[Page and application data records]
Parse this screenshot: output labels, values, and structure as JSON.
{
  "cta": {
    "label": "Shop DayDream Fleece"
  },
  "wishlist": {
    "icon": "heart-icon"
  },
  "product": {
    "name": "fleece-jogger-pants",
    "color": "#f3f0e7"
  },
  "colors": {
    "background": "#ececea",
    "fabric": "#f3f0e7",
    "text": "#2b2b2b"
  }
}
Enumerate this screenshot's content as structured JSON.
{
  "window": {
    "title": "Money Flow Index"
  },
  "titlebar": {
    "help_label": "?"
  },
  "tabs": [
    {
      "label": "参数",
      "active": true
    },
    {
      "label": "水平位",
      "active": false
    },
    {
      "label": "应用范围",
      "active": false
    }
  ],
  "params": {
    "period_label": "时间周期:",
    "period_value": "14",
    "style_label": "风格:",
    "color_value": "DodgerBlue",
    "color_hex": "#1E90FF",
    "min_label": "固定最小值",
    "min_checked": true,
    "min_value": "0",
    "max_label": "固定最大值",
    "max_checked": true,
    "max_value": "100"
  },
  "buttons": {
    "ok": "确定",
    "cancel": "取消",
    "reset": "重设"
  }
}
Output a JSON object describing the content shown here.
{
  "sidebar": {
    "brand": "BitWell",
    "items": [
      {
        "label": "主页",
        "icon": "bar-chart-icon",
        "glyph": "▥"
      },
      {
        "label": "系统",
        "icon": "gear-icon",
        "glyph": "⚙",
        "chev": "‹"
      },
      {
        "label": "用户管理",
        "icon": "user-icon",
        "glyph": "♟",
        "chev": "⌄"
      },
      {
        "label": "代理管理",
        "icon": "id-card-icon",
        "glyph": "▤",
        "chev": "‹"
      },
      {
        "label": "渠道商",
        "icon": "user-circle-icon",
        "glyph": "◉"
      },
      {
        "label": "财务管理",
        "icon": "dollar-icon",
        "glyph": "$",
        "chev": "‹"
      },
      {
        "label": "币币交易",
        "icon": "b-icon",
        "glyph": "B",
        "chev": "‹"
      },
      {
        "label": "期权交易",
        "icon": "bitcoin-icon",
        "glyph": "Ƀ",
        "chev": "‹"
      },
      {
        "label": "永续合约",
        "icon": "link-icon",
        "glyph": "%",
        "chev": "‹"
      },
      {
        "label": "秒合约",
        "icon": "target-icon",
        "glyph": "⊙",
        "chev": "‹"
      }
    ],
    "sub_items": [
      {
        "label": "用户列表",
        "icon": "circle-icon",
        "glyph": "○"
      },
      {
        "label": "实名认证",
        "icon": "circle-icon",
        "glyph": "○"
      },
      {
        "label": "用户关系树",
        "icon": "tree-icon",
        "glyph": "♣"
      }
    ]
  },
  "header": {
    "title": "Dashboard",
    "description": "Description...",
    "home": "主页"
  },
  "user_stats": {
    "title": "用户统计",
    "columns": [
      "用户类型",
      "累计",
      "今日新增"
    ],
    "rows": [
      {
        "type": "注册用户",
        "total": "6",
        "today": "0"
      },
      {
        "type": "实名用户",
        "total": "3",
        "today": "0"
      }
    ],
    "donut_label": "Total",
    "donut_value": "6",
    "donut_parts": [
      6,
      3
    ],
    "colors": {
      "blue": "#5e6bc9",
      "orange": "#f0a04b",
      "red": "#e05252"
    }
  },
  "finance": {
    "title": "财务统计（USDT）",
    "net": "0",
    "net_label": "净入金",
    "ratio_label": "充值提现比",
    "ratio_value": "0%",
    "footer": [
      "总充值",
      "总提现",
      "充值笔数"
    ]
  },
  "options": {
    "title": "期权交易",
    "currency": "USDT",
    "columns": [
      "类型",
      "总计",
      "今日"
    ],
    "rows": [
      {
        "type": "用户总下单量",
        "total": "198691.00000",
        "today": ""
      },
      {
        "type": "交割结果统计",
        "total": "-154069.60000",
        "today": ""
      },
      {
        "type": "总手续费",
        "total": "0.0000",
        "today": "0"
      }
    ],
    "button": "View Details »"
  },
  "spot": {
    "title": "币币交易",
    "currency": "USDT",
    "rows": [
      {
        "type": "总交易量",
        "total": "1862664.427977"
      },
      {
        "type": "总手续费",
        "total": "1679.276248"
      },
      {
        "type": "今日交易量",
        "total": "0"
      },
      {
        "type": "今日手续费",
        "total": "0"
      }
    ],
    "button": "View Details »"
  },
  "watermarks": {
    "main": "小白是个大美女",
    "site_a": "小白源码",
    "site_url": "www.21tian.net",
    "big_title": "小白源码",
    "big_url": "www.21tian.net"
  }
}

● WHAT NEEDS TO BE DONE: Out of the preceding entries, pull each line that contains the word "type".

● ANSWER TO THE EXERCISE:
        "type": "注册用户",
        "type": "实名用户",
        "type": "用户总下单量",
        "type": "交割结果统计",
        "type": "总手续费",
        "type": "总交易量",
        "type": "总手续费",
        "type": "今日交易量",
        "type": "今日手续费",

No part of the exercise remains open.